To do this, we will use deep learning and computer vision techniques. We think, using these kinds of algorithms, we can start to understand the behavior of these cells and get an idea of whether they are doing a helpful job or doing something hurtful to the tissue. By studying inflammatory cells, for example, we will have a powerful tool to help us not only understand what is happening in the eye and central nervous system in health and disease – but also something that can help us test cutting-edge treatments for different diseases in the future. Immunotherapy, for example, which requires the study of how immune cell behave to attack cancer cells, could be an exciting avenue for this research. Studying the behaviors of immune cells attacking cancer inside the living body would give this burgeoning field an extra boost.

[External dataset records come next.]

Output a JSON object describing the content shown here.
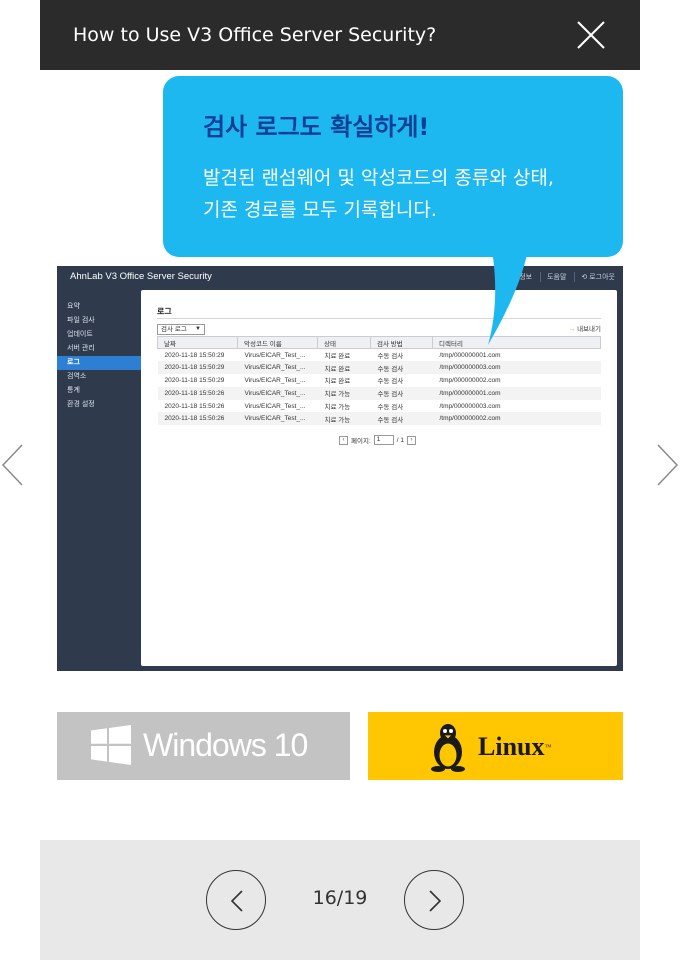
{
  "header": {
    "title": "How to Use V3 Office Server Security?"
  },
  "bubble": {
    "title": "검사 로그도 확실하게!",
    "lines": [
      "발견된 랜섬웨어 및 악성코드의 종류와 상태,",
      "기존 경로를 모두 기록합니다."
    ]
  },
  "screenshot": {
    "logo": "AhnLab V3 Office Server Security",
    "top_links": [
      "정보",
      "도움말",
      "로그아웃"
    ],
    "sidebar": [
      "요약",
      "파일 검사",
      "업데이트",
      "서버 관리",
      "로그",
      "검역소",
      "통계",
      "환경 설정"
    ],
    "active_index": 4,
    "page_title": "로그",
    "select_value": "검사 로그",
    "export_label": "내보내기",
    "columns": [
      "날짜",
      "악성코드 이름",
      "상태",
      "검사 방법",
      "디렉터리"
    ],
    "rows": [
      [
        "2020-11-18 15:50:29",
        "Virus/EICAR_Test_...",
        "치료 완료",
        "수동 검사",
        "/tmp/000000001.com"
      ],
      [
        "2020-11-18 15:50:29",
        "Virus/EICAR_Test_...",
        "치료 완료",
        "수동 검사",
        "/tmp/000000003.com"
      ],
      [
        "2020-11-18 15:50:29",
        "Virus/EICAR_Test_...",
        "치료 완료",
        "수동 검사",
        "/tmp/000000002.com"
      ],
      [
        "2020-11-18 15:50:26",
        "Virus/EICAR_Test_...",
        "치료 가능",
        "수동 검사",
        "/tmp/000000001.com"
      ],
      [
        "2020-11-18 15:50:26",
        "Virus/EICAR_Test_...",
        "치료 가능",
        "수동 검사",
        "/tmp/000000003.com"
      ],
      [
        "2020-11-18 15:50:26",
        "Virus/EICAR_Test_...",
        "치료 가능",
        "수동 검사",
        "/tmp/000000002.com"
      ]
    ],
    "pager_label": "페이지:",
    "pager_value": "1",
    "pager_total": "/ 1"
  },
  "badges": {
    "windows": "Windows 10",
    "linux": "Linux",
    "linux_tm": "™"
  },
  "pager": {
    "count": "16/19"
  },
  "colors": {
    "bubble": "#1eb8f0",
    "bubble_title": "#0e3f96",
    "linux_badge": "#ffc601",
    "windows_badge": "#c3c3c3",
    "header": "#2b2b2b"
  },
  "icons": {
    "close": "close-icon",
    "prev": "chevron-left-icon",
    "next": "chevron-right-icon",
    "windows": "windows-logo-icon",
    "linux": "tux-icon"
  }
}
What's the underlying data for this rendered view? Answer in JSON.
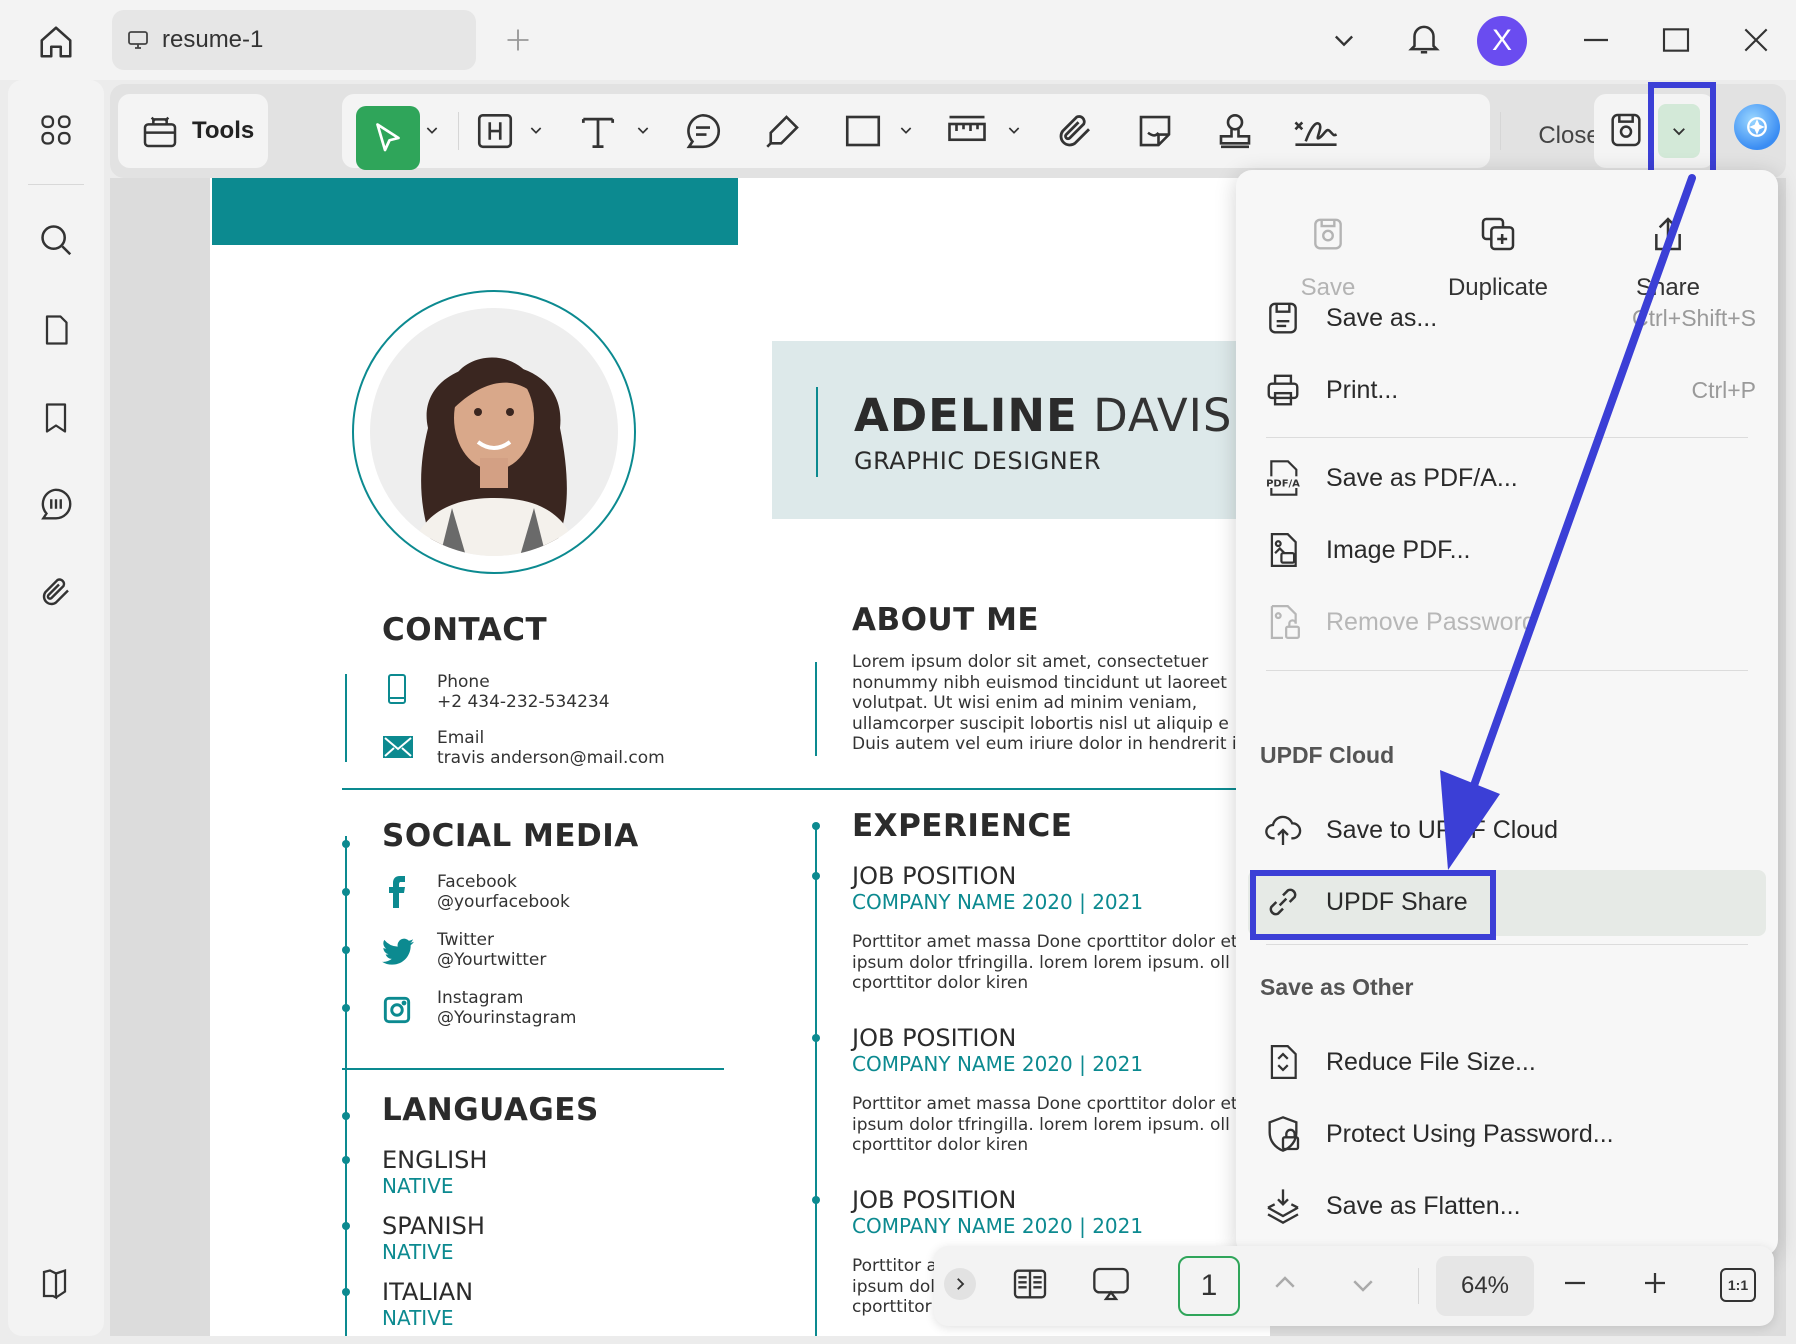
{
  "window": {
    "tab_title": "resume-1",
    "avatar_letter": "X",
    "avatar_color": "#6a4cf0"
  },
  "toolbar": {
    "tools_label": "Tools",
    "close_label": "Close",
    "accent_color": "#2fa55a"
  },
  "resume": {
    "first_name": "ADELINE",
    "last_name": "DAVIS",
    "job_title": "GRAPHIC DESIGNER",
    "contact": {
      "heading": "CONTACT",
      "phone_label": "Phone",
      "phone_value": "+2 434-232-534234",
      "email_label": "Email",
      "email_value": "travis anderson@mail.com"
    },
    "about": {
      "heading": "ABOUT ME",
      "text": "Lorem ipsum dolor sit amet, consectetuer\nnonummy nibh euismod tincidunt ut laoreet\nvolutpat. Ut wisi enim ad minim veniam,\nullamcorper suscipit lobortis nisl ut aliquip e\nDuis autem vel eum iriure dolor in hendrerit in"
    },
    "social": {
      "heading": "SOCIAL MEDIA",
      "items": [
        {
          "name": "Facebook",
          "handle": "@yourfacebook"
        },
        {
          "name": "Twitter",
          "handle": "@Yourtwitter"
        },
        {
          "name": "Instagram",
          "handle": "@Yourinstagram"
        }
      ]
    },
    "languages": {
      "heading": "LANGUAGES",
      "items": [
        {
          "name": "ENGLISH",
          "level": "NATIVE"
        },
        {
          "name": "SPANISH",
          "level": "NATIVE"
        },
        {
          "name": "ITALIAN",
          "level": "NATIVE"
        }
      ]
    },
    "experience": {
      "heading": "EXPERIENCE",
      "jobs": [
        {
          "position": "JOB POSITION",
          "company": "COMPANY NAME 2020 | 2021",
          "text": "Porttitor amet massa Done cporttitor dolor et l\nipsum dolor tfringilla. lorem lorem ipsum. oll\ncporttitor dolor kiren"
        },
        {
          "position": "JOB POSITION",
          "company": "COMPANY NAME 2020 | 2021",
          "text": "Porttitor amet massa Done cporttitor dolor et l\nipsum dolor tfringilla. lorem lorem ipsum. oll\ncporttitor dolor kiren"
        },
        {
          "position": "JOB POSITION",
          "company": "COMPANY NAME 2020 | 2021",
          "text": "Porttitor ar\nipsum dol\ncporttitor"
        }
      ]
    }
  },
  "menu": {
    "top_actions": [
      {
        "label": "Save",
        "disabled": true
      },
      {
        "label": "Duplicate",
        "disabled": false
      },
      {
        "label": "Share",
        "disabled": false
      }
    ],
    "save_as": {
      "label": "Save as...",
      "shortcut": "Ctrl+Shift+S"
    },
    "print": {
      "label": "Print...",
      "shortcut": "Ctrl+P"
    },
    "save_pdfa": {
      "label": "Save as PDF/A..."
    },
    "image_pdf": {
      "label": "Image PDF..."
    },
    "remove_password": {
      "label": "Remove Password"
    },
    "cloud_section": "UPDF Cloud",
    "save_cloud": {
      "label": "Save to UPDF Cloud"
    },
    "updf_share": {
      "label": "UPDF Share"
    },
    "other_section": "Save as Other",
    "reduce_size": {
      "label": "Reduce File Size..."
    },
    "protect": {
      "label": "Protect Using Password..."
    },
    "flatten": {
      "label": "Save as Flatten..."
    },
    "highlight_color": "#3b3fd6"
  },
  "bottombar": {
    "page_number": "1",
    "zoom": "64%",
    "fit_label": "1:1"
  },
  "colors": {
    "teal": "#0c8a90"
  }
}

Hunter J, JMerigan WH, Schallek JB. Imaging Retinal Activity in the Living Eye; Annual review of vision science; Vol 5. 2019 Sep 15.
Joseph A, Guevara-Torres A, Schallek J. Imaging single-cell blood flow in the smallest to largest vessels in the living retina; eLife; Vol 8. 2019 May 14.
Label-free imaging of immune cell dynamics in the living retina using adaptive optics. Aby Joseph, Colin J Chu, Guanping Feng, Kosha Dholakia, Jesse Schallek. Research Advance, 2020 Oct 14.
Guevara-Torres A, Williams DR, Schallek JB. Origin of cell contrast in offset aperture adaptive optics ophthalmoscopy; Optics letters; Vol 45(4). 2020 Feb 15.
Joseph A, Chu C, Feng G, Dholakia K, Schallek J. Label-free imaging of immune cell dynamics in the living retina using adaptive optics; eLIFE; 2020 Jan 01.
Silverstein S, Demmin D, Schallek J, Fradkin S. Measures of Retinal Structure and Function as Biomarkers in Neurology and Psychiatry; 2020 Jan 01.